Bass Players To Know: Tommy Shannon
Austin, Texas, here we come! As the plane takes off, I think about everything that I want to experience on my short visit. Tacos, BBQ, and of course, blues. Austin has an incredible live music scene and, in addition to popular festivals such as SXSW and Austin City Limits, an equally impressive list of musicians who call the town home. I’m instantly inspired to listen to Stevie Ray Vaughan, the man who revolutionized the blues with his band Double Trouble and bassist Tommy Shannon. A recently inducted member to the Rock and Roll Hall Of Fame, Shannon has had a lifelong career as a bassist, from his early days with Johnny Winter, to the iconic recordings alongside Stevie Ray Vaughan, to the more recent projects that read like a who’s who of blues artists. If you’re unfamiliar with the way he holds down a 12 bar, get ready to listen to some music featuring our latest bass player to know.

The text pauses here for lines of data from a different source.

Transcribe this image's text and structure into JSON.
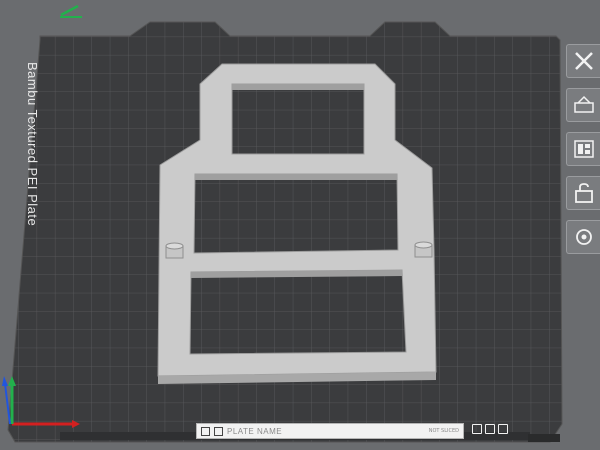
{
  "viewport": {
    "plate_label": "Bambu Textured PEI Plate"
  },
  "toolbar": {
    "items": [
      {
        "name": "close-icon"
      },
      {
        "name": "auto-orient-icon"
      },
      {
        "name": "arrange-icon"
      },
      {
        "name": "lock-icon"
      },
      {
        "name": "settings-icon"
      }
    ]
  },
  "plate_bar": {
    "name": "PLATE NAME",
    "small_text": "NOT SLICED"
  },
  "colors": {
    "background": "#6a6c6f",
    "plate": "#3b3c3e",
    "grid": "#5a5b5d",
    "model": "#c9c9c9",
    "axis_x": "#d42020",
    "axis_y": "#22b14c",
    "axis_z": "#2255dd"
  }
}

So Who Is Tommy Shannon?
Shannon has spent most of his life in Texas—growing up in Dumas, moving to Dallas after high school, and finally settling in Austin. He began playing bass as a teenager and following his move to Dallas, came across Johnny Winter on the club circuit thanks to his friend and drummer Uncle John Turner. Winter put together The Progressive Blues Experiment and in addition to touring, released a self-titled record in 1969. A few tours and records later, Winter decided to go in a different direction and Shannon joined the band Krackerjack, based in San Francisco, which ultimately led to meeting a young Stevie Ray Vaughan. Shannon then took time off the road to overcome substance abuse issues and following his return to music in the late 1970s, crossed paths again with Vaughan. This sparked the inception of Double Trouble and, for most of the 1980s, the band toured and recorded the albums Texas Flood, Couldn’t Stand The Weather, Soul To Soul, Live Alive, and In Step.

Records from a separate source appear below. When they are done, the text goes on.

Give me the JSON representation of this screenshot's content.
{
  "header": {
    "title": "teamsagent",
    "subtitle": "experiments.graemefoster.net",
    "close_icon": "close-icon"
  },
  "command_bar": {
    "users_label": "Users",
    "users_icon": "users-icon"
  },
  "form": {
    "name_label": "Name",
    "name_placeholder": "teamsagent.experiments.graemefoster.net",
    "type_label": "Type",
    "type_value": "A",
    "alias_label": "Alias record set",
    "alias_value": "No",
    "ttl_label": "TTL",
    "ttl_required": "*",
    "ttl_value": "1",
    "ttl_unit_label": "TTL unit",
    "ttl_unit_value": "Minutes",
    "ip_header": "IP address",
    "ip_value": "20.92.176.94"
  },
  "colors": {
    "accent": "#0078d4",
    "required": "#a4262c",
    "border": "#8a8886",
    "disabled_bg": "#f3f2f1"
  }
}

Following Vaughan’s passing in 1990, Shannon continued to make music with Double Trouble drummer, Chris Layton, forming the band Arc Angels and later, Storyville. In addition to these bands, Shannon has worked and recorded with other blues legends including Buddy Miles, Kenny Wayne Shepherd, Debbie Davies, W.C. Clark, and Buddy Guy. He continues to play the blues.
Let’s Talk Style

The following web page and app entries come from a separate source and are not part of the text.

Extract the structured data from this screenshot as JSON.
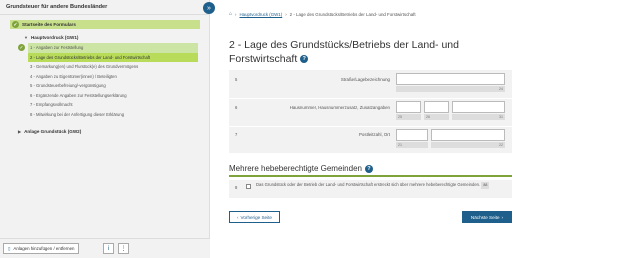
{
  "sidebar": {
    "title": "Grundsteuer für andere Bundesländer",
    "start": "Startseite des Formulars",
    "hauptvordruck": "Hauptvordruck (GW1)",
    "items": [
      {
        "label": "1 - Angaben zur Feststellung",
        "state": "done"
      },
      {
        "label": "2 - Lage des Grundstücks/Betriebs der Land- und Forstwirtschaft",
        "state": "active"
      },
      {
        "label": "3 - Gemarkung(en) und Flurstück(e) des Grundvermögens",
        "state": "open"
      },
      {
        "label": "4 - Angaben zu Eigentümer(innen) / Beteiligten",
        "state": "open"
      },
      {
        "label": "5 - Grundsteuerbefreiung/-vergünstigung",
        "state": "open"
      },
      {
        "label": "6 - Ergänzende Angaben zur Feststellungserklärung",
        "state": "open"
      },
      {
        "label": "7 - Empfangsvollmacht",
        "state": "open"
      },
      {
        "label": "8 - Mitwirkung bei der Anfertigung dieser Erklärung",
        "state": "open"
      }
    ],
    "anlage": "Anlage Grundstück (GW2)",
    "add_button": "Anlagen hinzufügen / entfernen",
    "toggle_icon": "»"
  },
  "breadcrumb": {
    "home_icon": "home-icon",
    "link": "Hauptvordruck (GW1)",
    "current": "2 - Lage des Grundstücks/Betriebs der Land- und Forstwirtschaft"
  },
  "page_title": "2 - Lage des Grundstücks/Betriebs der Land- und Forstwirtschaft",
  "rows": [
    {
      "num": "5",
      "label": "Straße/Lagebezeichnung",
      "counters": [
        "24"
      ]
    },
    {
      "num": "6",
      "label": "Hausnummer, Hausnummerzusatz, Zusatzangaben",
      "counters": [
        "25",
        "26",
        "31"
      ]
    },
    {
      "num": "7",
      "label": "Postleitzahl, Ort",
      "counters": [
        "21",
        "22"
      ]
    }
  ],
  "section2": {
    "title": "Mehrere hebeberechtigte Gemeinden",
    "row_num": "8",
    "text": "Das Grundstück oder der Betrieb der Land- und Forstwirtschaft erstreckt sich über mehrere hebeberechtigte Gemeinden.",
    "badge": "88"
  },
  "nav": {
    "prev": "Vorherige Seite",
    "next": "Nächste Seite"
  },
  "colors": {
    "accent": "#1f5f8b",
    "green": "#7ea33a",
    "active": "#b8dc5a"
  }
}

Shannon’s mastery of the fundamentals combined with his confident tone and attitude make him an asset to any band, particularly a power trio. He truly serves as the musical backbone, thanks to his unyielding quarter note feel, his attention to musical detail, and his fluency with the blues genre. A hallmark bassist of Texas style blues, he can shuffle with the best of ‘em, using dead notes and hammer-ons to reinforce the backside of the beat. He frequently mimics guitar moves to add emphasis, whether it’s the signature lick to a song, the classic descending line in a turn around, or a chromatic lift from the one to the four chord. Not only does this reinforce the musical theme, it continues the lick-driven lineage of other great bass players such as Jack Bruce and Noel Redding.
A superb listener and “for the band” style player, he’s guided by a sense of musical cohesion. He understands the importance of outlining the harmonic foundation, particularly when a soloist breaks away from playing rhythm. His walking lines are clear and concise, interspersed with intriguing and slightly busy embellishments to fill up the space. Shannon plays with a level of confidence that comes through in every recording thanks to his tone and the dominance of his right hand. His tone is significantly brighter than bass players from earlier eras—he embraces the heightened midrange that permeated records from the 1980s and isn’t afraid to dig into the notes. Not only does he pay homage to the traditional blues idiom, he takes it a step further with the resurgence of the genre, the energy cultivated alongside SRV, and his continued career as an artist.
Where Can I Hear Him?
“Tightrope” (Stevie Ray Vaughan and Double Trouble: In Step)
Beginning with an “all-in” signature lick, Shannon provides a bouncy foundation to this high-energy blues. Toggling back and forth between the one, fifth, and flat seventh, he plays with a tight sense of groove during the verses and gets a chance to open up to a more chromatic based line during the choruses. He drives the band with a strong sense of voice leading, powerful chromatic octaves, and an appropriate amount of business to counteract SRV’s rhythm guitar.
“It’s My Own Fault” (Johnny Winter: The Progressive Blues Experiment)
A textbook example for playing a slow blues, Shannon maintains the integrity of the form while splicing in quick embellishments. His approach is slightly busy as he throws in sixteenth note fills while transitioning from chord to chord, particularly from the 4 to 1 changes. To provide continuity, he regularly follows the standard arpeggiated pattern by walking through the chords and continuously comes back to double the descending guitar pattern at the final turn around.
“Big Mama” (Buddy Miles: Blues Berries)
It would be an oversight not to include Shannon playing shuffle and this particular song does not disappoint. Using smooth, chromatic transitions to lead the band from chord to chord, Shannon perfectly serves the song with his innate Texas shuffle feel. He doubles up with the right hand attack at particularly aggressive moments to match the intensity of the drums, creating a unified rhythm section that any singer or soloist would want to hire.
How about you? What’s your favorite tune or album with Tommy Shannon? Please share with us in the comments.
Ryan Madora is a professional bass player, author, and educator living in Nashville, TN. In addition to touring and session work, she teaches private lessons and masterclasses to students of all levels. Visit her website to learn more!